15th Annual Catskills Irish Arts Week
Celebrating its 15th year in 2009, the Catskills Irish Arts Week will take place July 12-18 in the Irish Catskill Mountains centered in the historic Irish American resort town of East Durham in upstate New York.
The CIAW is an exciting blend of over sixty classes in traditional Irish music and dance taught by a very distinguished faculty recruited from Ireland, the U.S. and Canada, making it the largest summer school in North America devoted to the Irish Traditional Arts. In addition to the morning and afternoon classes offered Monday to Friday, there are daily topical lectures on Irish music and dance, nightly outdoor concerts in the Quill Centre Pavilion, Roadhouse ceilithe (Irish dances) and sessions galore that take place all week in and around the hamlet of East Durham in the heart of the Irish Catskills. The multifaceted CIAW cannot be contained on one campus but is centered in a real Irish Village that springs to life every second week in July when thousands of passionate followers of the fireside music of Ireland flock to the Catskills and experience the community atmosphere that allowed the music and Irish heritage to flourish down through the centuries. The week concludes with the Andy McGann Festival of Traditional Irish Music and Dance Festival on Saturday, July 18, featuring the entire staff of the CIAW for one last blast on the M.J. Quill Irish Cultural and Sports Centre Festival Grounds in East Durham.
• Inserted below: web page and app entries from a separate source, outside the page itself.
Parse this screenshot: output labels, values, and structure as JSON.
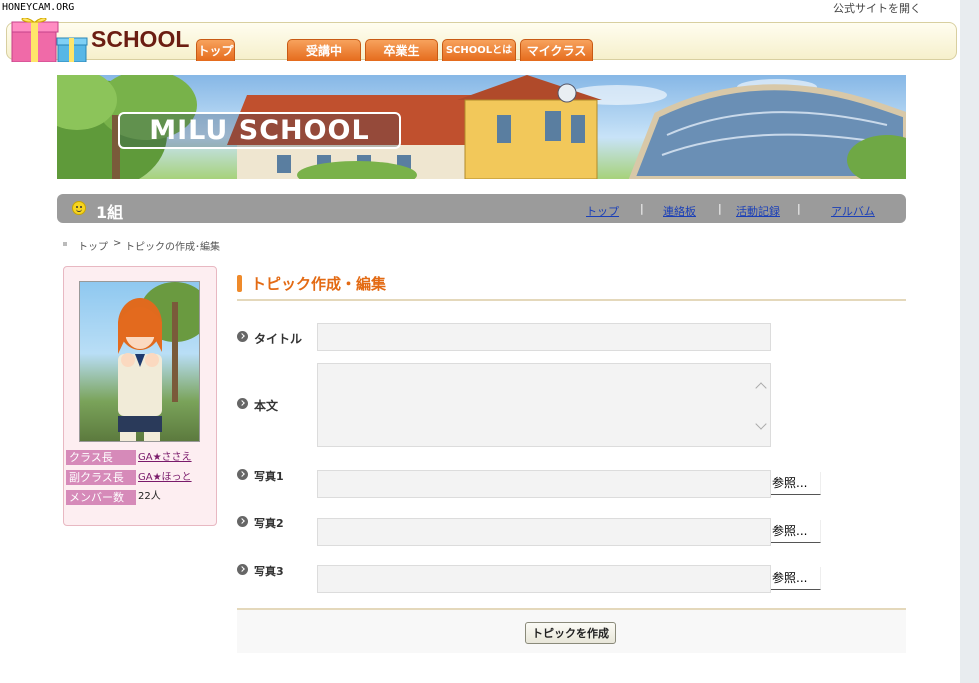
{
  "watermark": "HONEYCAM.ORG",
  "top_link": "公式サイトを開く",
  "logo": {
    "text": "SCHOOL"
  },
  "tabs": [
    {
      "label": "トップ"
    },
    {
      "label": "受講中"
    },
    {
      "label": "卒業生"
    },
    {
      "label": "SCHOOLとは"
    },
    {
      "label": "マイクラス"
    }
  ],
  "banner": {
    "title": "MILU SCHOOL"
  },
  "class_bar": {
    "name": "1組",
    "links": [
      {
        "label": "トップ"
      },
      {
        "label": "連絡板"
      },
      {
        "label": "活動記録"
      },
      {
        "label": "アルバム"
      }
    ],
    "separator": "|"
  },
  "breadcrumb": {
    "home": "トップ",
    "separator": ">",
    "current": "トピックの作成･編集"
  },
  "sidebar": {
    "rows": [
      {
        "label": "クラス長",
        "value": "GA★ささえ"
      },
      {
        "label": "副クラス長",
        "value": "GA★ほっと"
      },
      {
        "label": "メンバー数",
        "value": "22人"
      }
    ]
  },
  "form": {
    "heading": "トピック作成・編集",
    "title_label": "タイトル",
    "title_value": "",
    "body_label": "本文",
    "body_value": "",
    "photos": [
      {
        "label": "写真1",
        "button": "参照..."
      },
      {
        "label": "写真2",
        "button": "参照..."
      },
      {
        "label": "写真3",
        "button": "参照..."
      }
    ],
    "submit": "トピックを作成"
  },
  "colors": {
    "accent_orange": "#e36a13",
    "tab_orange": "#e56b1c",
    "class_bar_gray": "#9b9b9b",
    "label_pink": "#d68ab9",
    "link_blue": "#1a3fb8"
  }
}
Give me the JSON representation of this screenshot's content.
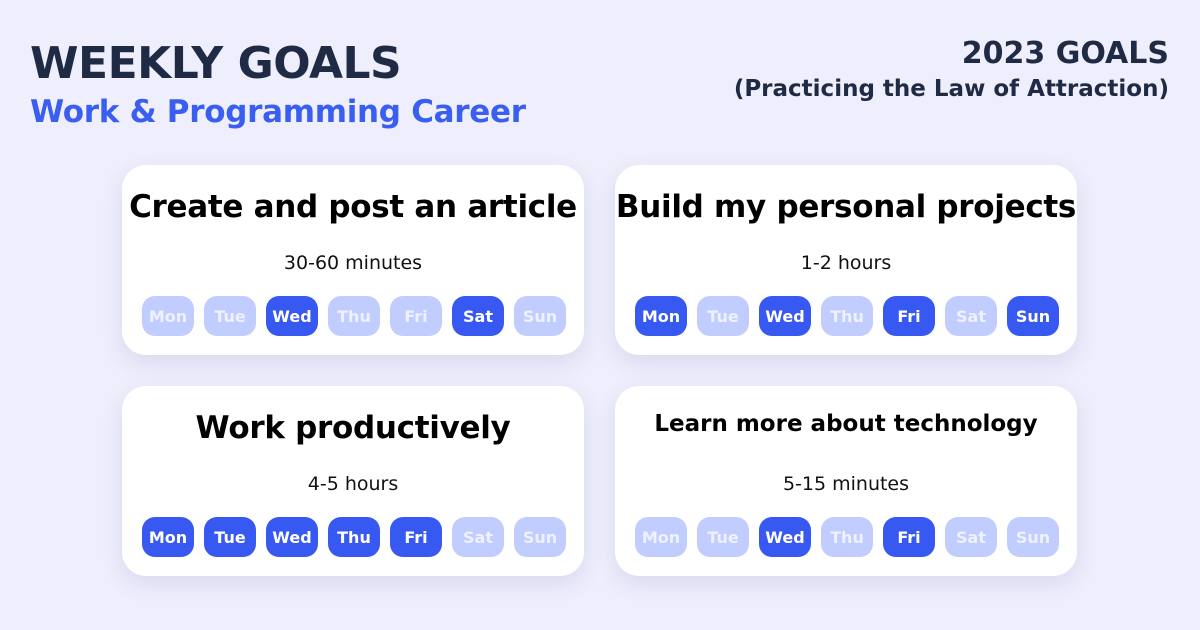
{
  "header": {
    "title": "WEEKLY GOALS",
    "subtitle": "Work & Programming Career",
    "year_title": "2023 GOALS",
    "year_subtitle": "(Practicing the Law of Attraction)"
  },
  "colors": {
    "background": "#EEEEFC",
    "accent": "#3A5EF0",
    "day_active": "#3858F2",
    "day_inactive": "#C2CDFF",
    "heading": "#1F2A44"
  },
  "goals": [
    {
      "title": "Create and post an article",
      "duration": "30-60 minutes",
      "days": [
        {
          "label": "Mon",
          "active": false
        },
        {
          "label": "Tue",
          "active": false
        },
        {
          "label": "Wed",
          "active": true
        },
        {
          "label": "Thu",
          "active": false
        },
        {
          "label": "Fri",
          "active": false
        },
        {
          "label": "Sat",
          "active": true
        },
        {
          "label": "Sun",
          "active": false
        }
      ]
    },
    {
      "title": "Build my personal projects",
      "duration": "1-2 hours",
      "days": [
        {
          "label": "Mon",
          "active": true
        },
        {
          "label": "Tue",
          "active": false
        },
        {
          "label": "Wed",
          "active": true
        },
        {
          "label": "Thu",
          "active": false
        },
        {
          "label": "Fri",
          "active": true
        },
        {
          "label": "Sat",
          "active": false
        },
        {
          "label": "Sun",
          "active": true
        }
      ]
    },
    {
      "title": "Work productively",
      "duration": "4-5 hours",
      "days": [
        {
          "label": "Mon",
          "active": true
        },
        {
          "label": "Tue",
          "active": true
        },
        {
          "label": "Wed",
          "active": true
        },
        {
          "label": "Thu",
          "active": true
        },
        {
          "label": "Fri",
          "active": true
        },
        {
          "label": "Sat",
          "active": false
        },
        {
          "label": "Sun",
          "active": false
        }
      ]
    },
    {
      "title": "Learn more about technology",
      "duration": "5-15 minutes",
      "days": [
        {
          "label": "Mon",
          "active": false
        },
        {
          "label": "Tue",
          "active": false
        },
        {
          "label": "Wed",
          "active": true
        },
        {
          "label": "Thu",
          "active": false
        },
        {
          "label": "Fri",
          "active": true
        },
        {
          "label": "Sat",
          "active": false
        },
        {
          "label": "Sun",
          "active": false
        }
      ]
    }
  ]
}
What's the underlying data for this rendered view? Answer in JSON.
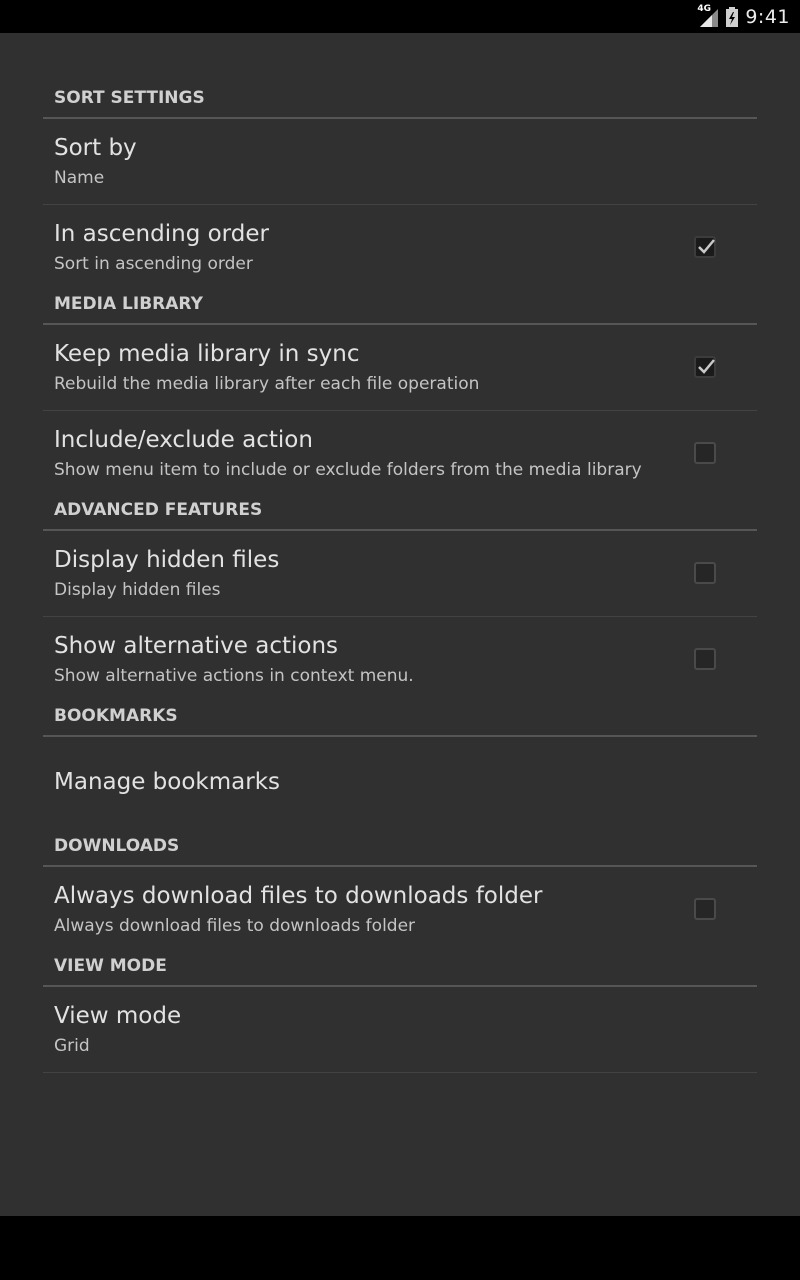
{
  "status_bar": {
    "network_label": "4G",
    "time": "9:41"
  },
  "sections": [
    {
      "title": "SORT SETTINGS",
      "items": [
        {
          "title": "Sort by",
          "summary": "Name",
          "checkbox": null
        },
        {
          "title": "In ascending order",
          "summary": "Sort in ascending order",
          "checkbox": true
        }
      ]
    },
    {
      "title": "MEDIA LIBRARY",
      "items": [
        {
          "title": "Keep media library in sync",
          "summary": "Rebuild the media library after each file operation",
          "checkbox": true
        },
        {
          "title": "Include/exclude action",
          "summary": "Show menu item to include or exclude folders from the media library",
          "checkbox": false
        }
      ]
    },
    {
      "title": "ADVANCED FEATURES",
      "items": [
        {
          "title": "Display hidden files",
          "summary": "Display hidden files",
          "checkbox": false
        },
        {
          "title": "Show alternative actions",
          "summary": "Show alternative actions in context menu.",
          "checkbox": false
        }
      ]
    },
    {
      "title": "BOOKMARKS",
      "items": [
        {
          "title": "Manage bookmarks",
          "summary": "",
          "checkbox": null
        }
      ]
    },
    {
      "title": "DOWNLOADS",
      "items": [
        {
          "title": "Always download files to downloads folder",
          "summary": "Always download files to downloads folder",
          "checkbox": false
        }
      ]
    },
    {
      "title": "VIEW MODE",
      "items": [
        {
          "title": "View mode",
          "summary": "Grid",
          "checkbox": null
        }
      ]
    }
  ],
  "colors": {
    "background": "#303030",
    "text_primary": "#e2e2e2",
    "text_secondary": "#c4c4c4"
  }
}
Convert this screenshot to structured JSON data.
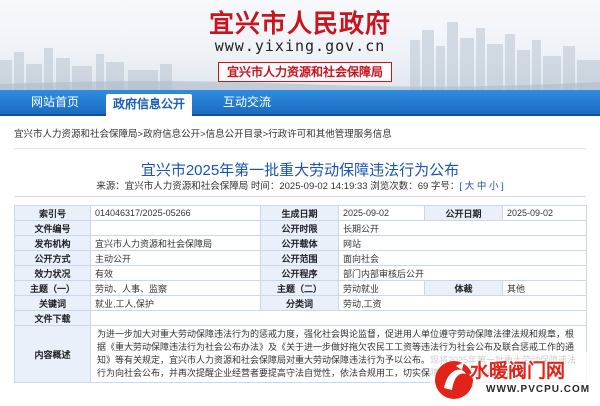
{
  "header": {
    "site_title": "宜兴市人民政府",
    "site_url": "www.yixing.gov.cn",
    "dept_name": "宜兴市人力资源和社会保障局"
  },
  "nav": {
    "items": [
      {
        "label": "网站首页"
      },
      {
        "label": "政府信息公开"
      },
      {
        "label": "互动交流"
      }
    ],
    "active_index": 1
  },
  "breadcrumb": [
    "宜兴市人力资源和社会保障局",
    "政府信息公开",
    "信息公开目录",
    "行政许可和其他管理服务信息"
  ],
  "breadcrumb_sep": ">",
  "article": {
    "title": "宜兴市2025年第一批重大劳动保障违法行为公布",
    "meta_prefix": "来源：宜兴市人力资源和社会保障局 时间：2025-09-02 14:19:33 浏览次数：69 字号：",
    "font_size_label": "[ 大 中 小 ]"
  },
  "info": {
    "index_no_label": "索引号",
    "index_no": "014046317/2025-05266",
    "gen_date_label": "生成日期",
    "gen_date": "2025-09-02",
    "pub_date_label": "公开日期",
    "pub_date": "2025-09-02",
    "doc_no_label": "文件编号",
    "doc_no": "",
    "pub_time_limit_label": "公开时限",
    "pub_time_limit": "长期公开",
    "issuer_label": "发布机构",
    "issuer": "宜兴市人力资源和社会保障局",
    "pub_channel_label": "公开载体",
    "pub_channel": "网站",
    "pub_method_label": "公开方式",
    "pub_method": "主动公开",
    "pub_scope_label": "公开范围",
    "pub_scope": "面向社会",
    "validity_label": "效力状况",
    "validity": "有效",
    "pub_process_label": "公开程序",
    "pub_process": "部门内部审核后公开",
    "topic1_label": "主题（一）",
    "topic1": "劳动、人事、监察",
    "topic2_label": "主题（二）",
    "topic2": "劳动就业",
    "genre_label": "体裁",
    "genre": "其他",
    "keywords_label": "关键词",
    "keywords": "就业,工人,保护",
    "category_label": "分类词",
    "category": "劳动,工资",
    "doc_download_label": "文件下载",
    "doc_download": "",
    "summary_label": "内容概述",
    "summary": "为进一步加大对重大劳动保障违法行为的惩戒力度，强化社会舆论监督，促进用人单位遵守劳动保障法律法规和规章，根据《重大劳动保障违法行为社会公布办法》及《关于进一步做好拖欠农民工工资等违法行为社会公布及联合惩戒工作的通知》等有关规定，宜兴市人力资源和社会保障局对重大劳动保障违法行为予以公布。现将2025年第一批重大劳动保障违法行为向社会公布，并再次提醒企业经营者要提高守法自觉性，依法合规用工，切实保障劳动者的合法权益。"
  },
  "watermark": {
    "text": "水暖阀门网",
    "url": "WWW.PVCPU.COM"
  },
  "colors": {
    "brand_red": "#c8141d",
    "nav_blue": "#1a6cc2",
    "title_blue": "#1a55b0",
    "table_key_bg": "#e9f0fa"
  }
}
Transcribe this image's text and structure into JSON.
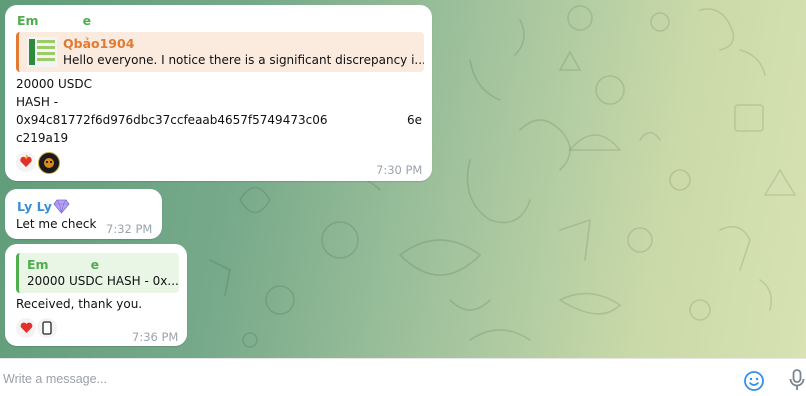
{
  "messages": [
    {
      "sender_prefix": "Em",
      "sender_suffix": "e",
      "reply": {
        "author": "Qbảo1904",
        "text": "Hello everyone. I notice there is a significant discrepancy i..."
      },
      "lines": [
        "20000 USDC",
        "HASH -",
        "0x94c81772f6d976dbc37ccfeaab4657f5749473c06",
        "c219a19"
      ],
      "line_end": "6e",
      "reactions": [
        "heart-fire-icon",
        "tiger-sticker-icon"
      ],
      "time": "7:30 PM"
    },
    {
      "sender": "Ly Ly",
      "sender_icon": "diamond-icon",
      "text": "Let me check",
      "time": "7:32 PM"
    },
    {
      "reply": {
        "author_prefix": "Em",
        "author_suffix": "e",
        "text": "20000 USDC HASH - 0x..."
      },
      "text": "Received, thank you.",
      "reactions": [
        "heart-icon",
        "phone-avatar-icon"
      ],
      "time": "7:36 PM"
    }
  ],
  "input": {
    "placeholder": "Write a message...",
    "emoji_icon": "smile-icon",
    "mic_icon": "microphone-icon"
  },
  "colors": {
    "sender_green": "#4fae4e",
    "reply_orange": "#e17b34",
    "sender_blue": "#3b8fd6",
    "accent": "#3390ec"
  }
}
Like Chief Francis O’Neill and Michael Coleman whose contributions to the evolution of Irish music from American shores, the CIAW preserves traditional Irish culture through its annual dedication to its music and dance for future generations. History is not just a thing of the past at the premier Irish traditional summer school in the United States. Make 2009 the year you experience the craic in East Durham during the Catskills Irish Arts Week!
The Catskills Irish Arts Week offers over 60 classes with dedicated and skillful teachers in Irish music from either side of the ocean covering all the instruments commonly played in the scene today and also set dancing and contemporary step and sean nos solo dancing. In addition we have a large children’s program (ages 5-12) sampling the traditional arts and some Celtic Art classes to enhance the week’s experience for those not enrolled in the primary classes of music and dance. The classes run from 10 to 11:30 am and again from 1:30 to 3 pm (except for morning set dance class which runs from 10 am to 12:30 pm) from Monday to Friday in a variety of settings conducive to the class including the local school district and area resorts and roadhouses. When the classes finish for the day, the hard work is rewarded with a full slate of activities around the music and dance including daily topical lectures from 4 pm to 5:30 pm that close out the afternoon. Each evening the teaching staff is featured in a series of concerts held outdoors in a Pavilion located on the M. J. Quill Irish Cultural and Sports Centre Festival Grounds or a nightly Ceili in either the Shamrock or Weldon House along the main drag, Route 145, in East Durham. Multiple sessions fuel the late night fun in historic roadhouses in the area anchored by the teaching staff and include the increasingly popular “Listening Room” Sessions and Singing Sessions creating many legendary nights and historic groupings and vital for keeping the tradition alive and building community during the week.
For more information or to register, call 518 634 2286 or visit www.irishvillageusa.com.